Our reading from Colossians reminds us of how we should conduct ourselves. We must all strive to rise above our natural instincts to panic and focus inwards on our own selfish needs. On the contrary, we are told: ‘As God’s chosen ones, holy and beloved, clothe yourself with compassion, kindness, meekness, and patience … clothe yourselves with love, which binds everything together in perfect harmony. Let the peace of Christ rule in your hearts … and be thankful.’
Be thankful. Like many of you, I have had difficulty finding food in the shops in recent days, which for me has given new meaning to that familiar phrase in the Lord’s Prayer that we so often rattle off without giving it a second thought: ‘Give us this day our daily bread.’ One of the things we are all going to have to learn to do rather better is to focus on the here and now. Do we have enough to eat for today? That in itself is something to be thankful for. If we can keep thankfulness - even for small things - rather than fear at the forefront of our thoughts, then we are far more likely to survive this terrible time in good shape, and help others to do so, too, by the example that we set them.
And then there is our gospel reading: those profoundly moving words from St John when the dying Jesus, from the cross, entrusts his mother and the disciple whom he loved to each other: Woman, here is your son; Here is your mother. From that point onward they were to be family. As we, too, are called to be family.
We have prepared a little Mothering Sunday gift for members of our congregation. We didn’t know when we planned this that we would not be able to give them to you in person at this service, so instead we shall be posting them to you. There is a prayer card for you, and with it a little ball made up of wildflower seeds encased in clay. Scatter the seeds in a flower pot, or a window box, or a little corner somewhere, give them some water, and let nature do the rest.

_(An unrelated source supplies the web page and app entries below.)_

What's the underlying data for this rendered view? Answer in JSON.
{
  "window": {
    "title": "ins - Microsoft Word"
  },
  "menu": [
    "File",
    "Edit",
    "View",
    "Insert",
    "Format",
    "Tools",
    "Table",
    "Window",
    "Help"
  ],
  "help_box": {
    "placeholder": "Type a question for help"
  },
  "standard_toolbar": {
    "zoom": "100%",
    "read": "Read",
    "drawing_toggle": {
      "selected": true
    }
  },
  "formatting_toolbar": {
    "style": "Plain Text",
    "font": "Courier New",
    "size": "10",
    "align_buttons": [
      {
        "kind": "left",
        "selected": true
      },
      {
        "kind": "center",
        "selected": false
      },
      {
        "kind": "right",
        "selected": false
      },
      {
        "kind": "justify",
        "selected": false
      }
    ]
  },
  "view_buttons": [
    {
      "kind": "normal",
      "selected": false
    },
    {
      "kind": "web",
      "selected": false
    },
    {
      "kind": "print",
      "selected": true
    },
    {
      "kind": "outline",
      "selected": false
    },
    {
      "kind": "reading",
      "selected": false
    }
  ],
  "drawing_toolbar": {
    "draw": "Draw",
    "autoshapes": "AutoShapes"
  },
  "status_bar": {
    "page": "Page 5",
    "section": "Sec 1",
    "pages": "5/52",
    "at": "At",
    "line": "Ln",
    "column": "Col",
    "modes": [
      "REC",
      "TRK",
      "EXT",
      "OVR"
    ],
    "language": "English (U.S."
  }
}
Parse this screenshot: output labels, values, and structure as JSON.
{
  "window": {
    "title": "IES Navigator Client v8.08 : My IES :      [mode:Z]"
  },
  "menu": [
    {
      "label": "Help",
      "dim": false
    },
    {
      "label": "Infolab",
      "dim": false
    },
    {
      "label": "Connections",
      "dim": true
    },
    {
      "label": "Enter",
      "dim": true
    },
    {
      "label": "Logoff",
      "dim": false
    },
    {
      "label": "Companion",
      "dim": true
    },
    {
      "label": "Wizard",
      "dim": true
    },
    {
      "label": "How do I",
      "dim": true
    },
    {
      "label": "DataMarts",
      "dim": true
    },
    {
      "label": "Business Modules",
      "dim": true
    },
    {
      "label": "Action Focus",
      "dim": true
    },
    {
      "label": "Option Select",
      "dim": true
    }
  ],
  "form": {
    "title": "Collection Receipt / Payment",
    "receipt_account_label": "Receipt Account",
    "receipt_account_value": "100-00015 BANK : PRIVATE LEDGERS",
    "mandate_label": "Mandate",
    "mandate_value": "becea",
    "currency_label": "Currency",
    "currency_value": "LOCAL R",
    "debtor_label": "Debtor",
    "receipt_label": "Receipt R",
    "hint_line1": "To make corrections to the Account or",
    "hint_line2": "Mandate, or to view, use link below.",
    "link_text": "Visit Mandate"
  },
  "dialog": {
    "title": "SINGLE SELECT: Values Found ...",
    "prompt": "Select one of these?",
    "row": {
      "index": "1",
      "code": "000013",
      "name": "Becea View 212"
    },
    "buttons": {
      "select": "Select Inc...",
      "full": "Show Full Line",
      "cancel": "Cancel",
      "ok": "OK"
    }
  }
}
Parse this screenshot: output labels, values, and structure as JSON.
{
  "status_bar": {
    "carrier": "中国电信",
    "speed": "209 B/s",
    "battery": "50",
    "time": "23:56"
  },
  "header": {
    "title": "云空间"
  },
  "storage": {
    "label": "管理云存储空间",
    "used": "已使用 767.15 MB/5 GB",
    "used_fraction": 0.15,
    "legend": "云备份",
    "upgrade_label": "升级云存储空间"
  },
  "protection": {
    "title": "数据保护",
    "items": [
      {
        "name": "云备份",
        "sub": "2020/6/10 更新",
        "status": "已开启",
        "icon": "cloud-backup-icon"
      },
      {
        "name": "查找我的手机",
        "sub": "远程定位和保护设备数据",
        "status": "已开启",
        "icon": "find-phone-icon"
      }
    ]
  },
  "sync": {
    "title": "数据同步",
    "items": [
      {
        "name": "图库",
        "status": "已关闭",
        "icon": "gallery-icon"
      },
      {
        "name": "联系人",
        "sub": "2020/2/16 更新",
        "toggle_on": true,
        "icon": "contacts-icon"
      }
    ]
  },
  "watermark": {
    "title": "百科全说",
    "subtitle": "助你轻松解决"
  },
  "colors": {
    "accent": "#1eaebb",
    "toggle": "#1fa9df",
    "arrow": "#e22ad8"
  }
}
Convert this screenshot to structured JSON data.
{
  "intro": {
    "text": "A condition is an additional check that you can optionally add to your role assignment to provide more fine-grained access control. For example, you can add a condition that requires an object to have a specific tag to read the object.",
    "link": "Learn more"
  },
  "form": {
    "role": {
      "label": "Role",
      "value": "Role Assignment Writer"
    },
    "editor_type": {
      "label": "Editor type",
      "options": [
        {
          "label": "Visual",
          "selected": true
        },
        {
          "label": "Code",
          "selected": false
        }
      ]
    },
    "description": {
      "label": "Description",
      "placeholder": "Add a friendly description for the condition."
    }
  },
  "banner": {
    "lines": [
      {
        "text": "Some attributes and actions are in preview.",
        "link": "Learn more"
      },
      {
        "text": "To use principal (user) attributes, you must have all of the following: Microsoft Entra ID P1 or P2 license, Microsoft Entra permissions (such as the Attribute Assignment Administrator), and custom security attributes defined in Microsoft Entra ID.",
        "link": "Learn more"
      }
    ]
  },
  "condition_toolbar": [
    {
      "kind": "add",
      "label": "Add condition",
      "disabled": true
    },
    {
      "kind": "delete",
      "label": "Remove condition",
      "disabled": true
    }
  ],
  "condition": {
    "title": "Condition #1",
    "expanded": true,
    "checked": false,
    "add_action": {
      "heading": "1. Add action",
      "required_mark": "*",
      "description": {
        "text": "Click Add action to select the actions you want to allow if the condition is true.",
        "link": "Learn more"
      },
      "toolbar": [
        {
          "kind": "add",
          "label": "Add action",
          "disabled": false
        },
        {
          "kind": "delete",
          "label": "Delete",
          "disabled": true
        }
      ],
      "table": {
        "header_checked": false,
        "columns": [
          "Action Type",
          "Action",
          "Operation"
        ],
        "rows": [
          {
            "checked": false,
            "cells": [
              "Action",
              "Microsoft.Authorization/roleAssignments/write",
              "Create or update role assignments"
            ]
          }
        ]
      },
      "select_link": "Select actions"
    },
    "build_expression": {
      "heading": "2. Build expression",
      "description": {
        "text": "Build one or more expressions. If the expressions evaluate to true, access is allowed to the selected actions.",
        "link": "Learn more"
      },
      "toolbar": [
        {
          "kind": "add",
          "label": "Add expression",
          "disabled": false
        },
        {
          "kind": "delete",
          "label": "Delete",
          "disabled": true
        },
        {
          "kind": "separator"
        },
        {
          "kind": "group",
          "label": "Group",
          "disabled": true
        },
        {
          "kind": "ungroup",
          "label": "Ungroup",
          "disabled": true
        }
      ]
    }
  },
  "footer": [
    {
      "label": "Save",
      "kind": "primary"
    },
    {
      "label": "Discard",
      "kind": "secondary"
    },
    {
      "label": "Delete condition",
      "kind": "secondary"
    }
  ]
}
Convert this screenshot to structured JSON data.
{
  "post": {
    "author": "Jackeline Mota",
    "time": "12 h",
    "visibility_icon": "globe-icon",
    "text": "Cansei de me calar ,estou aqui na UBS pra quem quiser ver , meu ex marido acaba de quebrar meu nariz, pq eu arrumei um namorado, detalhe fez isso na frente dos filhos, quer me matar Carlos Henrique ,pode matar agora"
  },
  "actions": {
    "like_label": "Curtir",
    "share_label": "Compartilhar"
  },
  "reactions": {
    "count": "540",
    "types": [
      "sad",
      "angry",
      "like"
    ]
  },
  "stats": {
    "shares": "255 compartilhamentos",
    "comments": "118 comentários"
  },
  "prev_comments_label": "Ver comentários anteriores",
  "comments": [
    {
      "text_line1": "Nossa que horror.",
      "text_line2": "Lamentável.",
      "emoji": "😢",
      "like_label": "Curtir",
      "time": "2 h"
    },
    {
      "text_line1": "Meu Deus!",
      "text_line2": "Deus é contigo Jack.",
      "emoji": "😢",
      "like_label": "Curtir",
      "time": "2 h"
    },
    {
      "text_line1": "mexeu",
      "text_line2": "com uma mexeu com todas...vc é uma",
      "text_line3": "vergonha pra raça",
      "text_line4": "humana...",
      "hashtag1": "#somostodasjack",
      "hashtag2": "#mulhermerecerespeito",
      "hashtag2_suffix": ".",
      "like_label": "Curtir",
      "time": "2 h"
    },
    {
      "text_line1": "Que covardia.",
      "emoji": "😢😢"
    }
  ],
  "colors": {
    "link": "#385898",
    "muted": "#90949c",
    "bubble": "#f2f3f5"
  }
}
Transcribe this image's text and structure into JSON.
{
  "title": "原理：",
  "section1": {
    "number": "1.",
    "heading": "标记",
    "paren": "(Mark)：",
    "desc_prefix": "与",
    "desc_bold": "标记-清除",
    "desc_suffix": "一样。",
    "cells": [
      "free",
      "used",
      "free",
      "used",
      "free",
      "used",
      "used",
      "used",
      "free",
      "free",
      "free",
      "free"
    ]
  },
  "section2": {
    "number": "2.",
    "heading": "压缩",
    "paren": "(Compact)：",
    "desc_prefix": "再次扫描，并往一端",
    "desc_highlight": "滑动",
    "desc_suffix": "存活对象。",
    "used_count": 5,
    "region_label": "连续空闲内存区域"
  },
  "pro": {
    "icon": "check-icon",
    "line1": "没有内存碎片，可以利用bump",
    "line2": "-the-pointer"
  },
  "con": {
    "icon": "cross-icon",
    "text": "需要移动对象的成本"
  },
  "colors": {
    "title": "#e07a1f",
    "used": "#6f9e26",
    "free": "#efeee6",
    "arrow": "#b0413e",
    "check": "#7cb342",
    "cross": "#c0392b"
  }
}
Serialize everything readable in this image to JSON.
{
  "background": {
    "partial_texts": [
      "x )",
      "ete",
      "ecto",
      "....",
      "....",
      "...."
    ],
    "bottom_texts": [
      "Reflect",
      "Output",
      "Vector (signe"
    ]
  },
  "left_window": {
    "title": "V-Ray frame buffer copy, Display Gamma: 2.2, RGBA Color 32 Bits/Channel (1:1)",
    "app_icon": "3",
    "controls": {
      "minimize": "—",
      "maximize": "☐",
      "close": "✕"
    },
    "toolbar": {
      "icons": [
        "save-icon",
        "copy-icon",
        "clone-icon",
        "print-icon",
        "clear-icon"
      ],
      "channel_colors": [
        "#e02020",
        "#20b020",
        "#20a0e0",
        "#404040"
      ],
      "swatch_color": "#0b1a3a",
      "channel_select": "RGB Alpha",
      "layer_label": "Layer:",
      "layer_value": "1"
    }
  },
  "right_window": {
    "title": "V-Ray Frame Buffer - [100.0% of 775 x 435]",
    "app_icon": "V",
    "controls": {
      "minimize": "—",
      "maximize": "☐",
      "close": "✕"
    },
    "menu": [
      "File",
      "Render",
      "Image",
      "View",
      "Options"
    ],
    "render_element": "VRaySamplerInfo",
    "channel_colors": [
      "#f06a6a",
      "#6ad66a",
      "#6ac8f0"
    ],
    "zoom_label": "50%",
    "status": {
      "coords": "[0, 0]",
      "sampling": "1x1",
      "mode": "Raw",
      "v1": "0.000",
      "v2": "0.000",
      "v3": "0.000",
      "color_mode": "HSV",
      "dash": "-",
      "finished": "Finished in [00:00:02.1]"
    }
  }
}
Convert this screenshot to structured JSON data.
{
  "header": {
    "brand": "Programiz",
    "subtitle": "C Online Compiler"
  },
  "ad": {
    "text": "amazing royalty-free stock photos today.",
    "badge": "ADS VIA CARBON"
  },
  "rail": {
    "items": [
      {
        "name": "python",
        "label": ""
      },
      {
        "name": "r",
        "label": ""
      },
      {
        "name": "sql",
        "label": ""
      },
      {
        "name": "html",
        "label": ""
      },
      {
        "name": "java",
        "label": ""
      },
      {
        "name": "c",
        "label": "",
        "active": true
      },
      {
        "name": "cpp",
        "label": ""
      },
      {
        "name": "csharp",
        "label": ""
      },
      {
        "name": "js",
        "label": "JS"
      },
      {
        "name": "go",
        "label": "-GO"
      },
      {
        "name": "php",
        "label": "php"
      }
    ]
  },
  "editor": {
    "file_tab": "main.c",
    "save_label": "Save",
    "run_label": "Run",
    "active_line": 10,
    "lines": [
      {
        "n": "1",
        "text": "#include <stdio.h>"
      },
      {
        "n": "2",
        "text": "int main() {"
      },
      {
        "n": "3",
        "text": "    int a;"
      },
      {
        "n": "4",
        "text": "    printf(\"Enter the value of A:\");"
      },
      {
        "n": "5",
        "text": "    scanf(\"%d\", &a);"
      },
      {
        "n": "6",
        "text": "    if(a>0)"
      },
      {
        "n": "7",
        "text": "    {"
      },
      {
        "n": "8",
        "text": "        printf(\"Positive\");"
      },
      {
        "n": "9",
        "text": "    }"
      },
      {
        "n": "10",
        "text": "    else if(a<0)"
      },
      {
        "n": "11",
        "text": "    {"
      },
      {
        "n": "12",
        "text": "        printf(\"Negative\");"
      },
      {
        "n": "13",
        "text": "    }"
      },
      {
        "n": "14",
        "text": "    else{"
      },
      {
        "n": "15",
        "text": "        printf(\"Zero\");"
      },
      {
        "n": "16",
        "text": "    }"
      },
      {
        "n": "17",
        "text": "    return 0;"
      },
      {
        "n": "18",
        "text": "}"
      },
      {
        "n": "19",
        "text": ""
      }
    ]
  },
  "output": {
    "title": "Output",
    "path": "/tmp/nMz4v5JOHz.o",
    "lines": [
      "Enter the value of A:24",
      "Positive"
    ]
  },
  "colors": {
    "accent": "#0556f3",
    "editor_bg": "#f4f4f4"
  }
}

It is a gift that has suddenly acquired levels of meaning that we hadn’t originally intended; not only as a symbolic reminder that everything that we do now sows seeds for the future; but also to remind us to notice the little gifts of God that are ever-present - gifts that cost us nothing: the beauty of God’s creation; the signs of spring; the small promises of hope that will abide whatever we have yet to face; those gestures of love that might otherwise go unnoticed.
Social media can be a bit of a mixed blessing at times like this, but I have to say there have been some wonderful and inspiring prayers, poems and messages posted in recent days, and I would like to end by sharing one of them with you. My sincere apologies to the unknown author, because I received it unattributed – if I could acknowledge it I would. But the message that it contains is important for all of us. And it is this:
When this is over,
may we never again take for granted
A handshake with a stranger
Full shelves at the store
Conversations with neighbours
A crowded theatre
Friday night out
The taste of communion
A routine check-up
The school rush each morning
Coffee with a friend
The stadium roaring
Each deep breath
A boring Tuesday
When this ends,
may we find
that we have become
more like the people
we wanted to be
we were called to be
we hoped to be
and may we stay that way – better
for each other
because of the worst.
Reverend Canon Dr Alison Joyce, St Bride's Church
22 March 2020